Stewart, no pressure since the die has already been cast. The next 3 novels I have for publication are already scheduled. The next one out is The Caretaker of Lorne Field, which will be published this August. It's not crime, more of a mix of horror and an allegorical fable, and it's my personal favorite of my sold books, and probably the favorite of all my early readers who read all my books. I have high hopes for this one. It's my first book that would be rated PG if movie ratings were used (Killer a solid R, Pariah a solid NC-17), but also from the feedback I've been getting it's a book that could appeal to just about anyone--horror readers, fantasy, spec. fiction, literary, adults, kids.
I took Fast Lane out of print over a year ago. I'm hoping my publisher reprints it. I know my editor is supporting that. If that doesn't happen, I'll put out a cheap ebook version as I did with Bad Thoughts so readers can get my backlist. About my two ebooks--Bad Thoughts was the second book I wrote and was originally published in 2007. It's much different than my other books--a mix of crime and horror and very grim, but I also think the last 50 or so pages move at an exciting clip, maybe more so than any of my other books except Outsourced, which is out next year. There's a certain metaphysical/supernatural element which some readers accept and some don't, and from the feedback I've gotten that pretty much determines how much a reader is going to like it. My ebook, 21 Tales, is a collection of short stories which New Pulp Press will be publishing later this year. The stories in this collection cover a wide range of the hardboiled/noir genre, and they're the type of stories I used to like reading as a kid in Alfred Hitchcock paperback anthologies--all have some twist of one form or another.
--- In email@example.com, Stewart Wilson <stewart@...> wrote:
> I read KILLER a couple of weeks ago, and PARIAH a month before that.
> I though both were fantastic, but I think that KILLER is a
> better-written book, and it really has me excited to read what Mr.
> Zeltserman puts out next (no pressure Dave). To be fair, the two
> books are in different styles, and I do prefer the style in which
> KILLER was written, but I also found the characters more interesting,
> the situations more realistic, and I preferred its narrative
> Still actively looking for SMALL CRIMES and FAST LANE (might even
> break down and order them online, though I did buy two of his ebooks
> off Smashwords which I have yet to start reading).
> On Thu, Jun 10, 2010 at 4:34 PM, Ron Clinton <clinton65@...> wrote:
> > I finished KILLER last night, and found it to be another fantastic book by
> > Dave. It even added -- to a slight degree -- elements from another niche
> > genre that I love, hitman novels. Obviously, that wasn't the focus, per se,
> > but that contextual element added to the other main components of the book
> > (the noirish, faltering quest for redemption, lone man struggling against
> > odd and the weight of society, etc.) made for a terrific package.
> > I think I'd still say PARIAH is my favorite of the man-out-of-prison

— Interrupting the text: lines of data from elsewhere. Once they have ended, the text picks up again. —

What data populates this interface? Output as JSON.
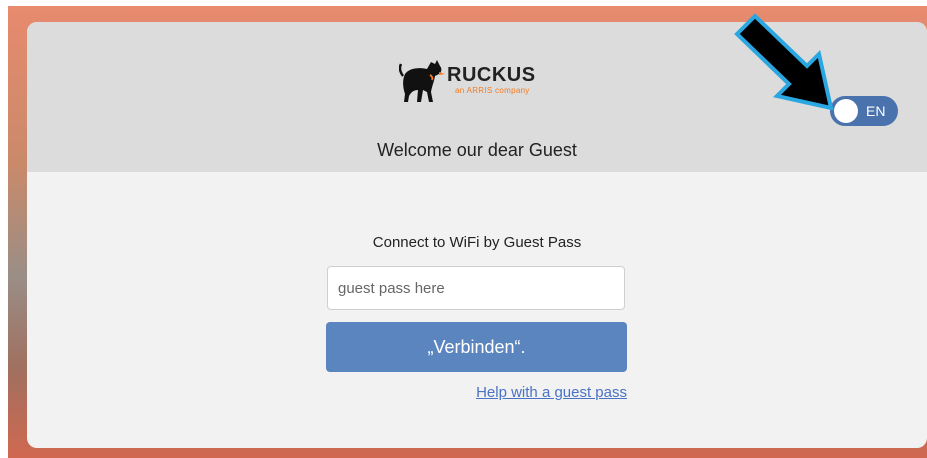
{
  "brand": {
    "logo_name": "RUCKUS",
    "logo_sub": "an ARRIS company"
  },
  "header": {
    "welcome": "Welcome our dear Guest"
  },
  "language_toggle": {
    "label": "EN",
    "color": "#4a72ad"
  },
  "form": {
    "title": "Connect to WiFi by Guest Pass",
    "input_placeholder": "guest pass here",
    "input_value": "",
    "connect_label": "„Verbinden“.",
    "help_link": "Help with a guest pass"
  },
  "colors": {
    "button": "#5b85bf",
    "header_bg": "#dcdcdc",
    "card_bg": "#f2f2f2",
    "arrow": "#000000",
    "arrow_outline": "#2aa6e0"
  },
  "icons": {
    "logo": "dog-icon",
    "annotation": "arrow-icon"
  }
}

> > trilogy, however. It was a close call, to say the least, and there are
> > elements of KILLER that I think do transcend PARIAH, but overall I think

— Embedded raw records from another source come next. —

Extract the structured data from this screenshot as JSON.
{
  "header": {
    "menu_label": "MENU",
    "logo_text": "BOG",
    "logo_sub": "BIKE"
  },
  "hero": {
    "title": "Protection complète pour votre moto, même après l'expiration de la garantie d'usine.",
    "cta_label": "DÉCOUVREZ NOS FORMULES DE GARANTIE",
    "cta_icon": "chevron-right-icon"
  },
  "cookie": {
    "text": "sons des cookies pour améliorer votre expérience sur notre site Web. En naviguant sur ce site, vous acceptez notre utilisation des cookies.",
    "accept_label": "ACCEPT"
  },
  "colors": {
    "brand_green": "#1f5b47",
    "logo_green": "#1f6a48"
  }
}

> > PARIAH still stands as my favorite. But, in the end, PARIAH and KILLER are
> > both terrific works...that I preferred one fractionally more than the other
> > is like saying I like Rocky Road fudge more than walnut fudge...the degree

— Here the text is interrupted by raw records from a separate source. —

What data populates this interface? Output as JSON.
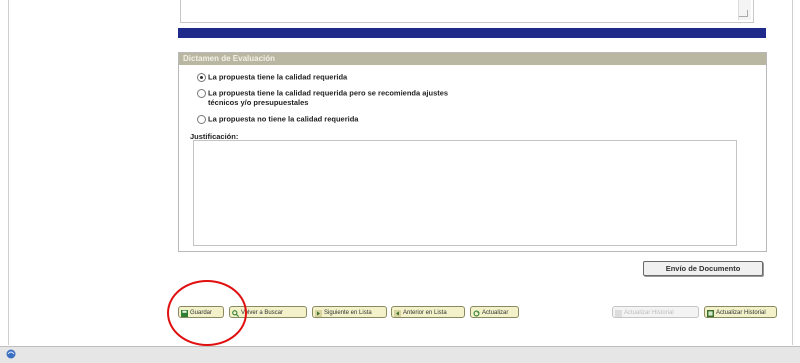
{
  "dictamen": {
    "title": "Dictamen de Evaluación",
    "options": [
      {
        "line1": "La propuesta tiene la calidad requerida",
        "line2": "",
        "selected": true
      },
      {
        "line1": "La propuesta tiene la calidad requerida pero se recomienda ajustes",
        "line2": "técnicos y/o presupuestales",
        "selected": false
      },
      {
        "line1": "La propuesta no tiene la calidad requerida",
        "line2": "",
        "selected": false
      }
    ],
    "justificacion_label": "Justificación:",
    "justificacion_value": ""
  },
  "envio_button": "Envío de Documento",
  "toolbar": {
    "guardar": "Guardar",
    "volver": "Volver a Buscar",
    "siguiente": "Siguiente en Lista",
    "anterior": "Anterior en Lista",
    "actualizar": "Actualizar",
    "disabled_btn": "Actualizar Historial",
    "historial": "Actualizar Historial"
  },
  "colors": {
    "accent_bar": "#202a8a",
    "panel_header": "#b9b6a2",
    "button_bg": "#f2f1c9",
    "highlight_circle": "#e01010"
  },
  "icons": [
    "save-icon",
    "search-icon",
    "next-icon",
    "previous-icon",
    "refresh-icon",
    "history-icon",
    "browser-status-icon"
  ]
}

> > of preference is so small it's really not worth mentioning. ;-)
> > I enthusiastically recommend this book -- especially to folks on this list.
> > Books this good and finely-tuned to our particular preferences are tough to
> > find...like a killer's stiletto blade to the heart (a lil' in-reference for
> > those who have read the book), this one hits the target dead-on.
> > Ron C.
This archive was generated by hypermail 2b29 : 14 Jun 2010 EDT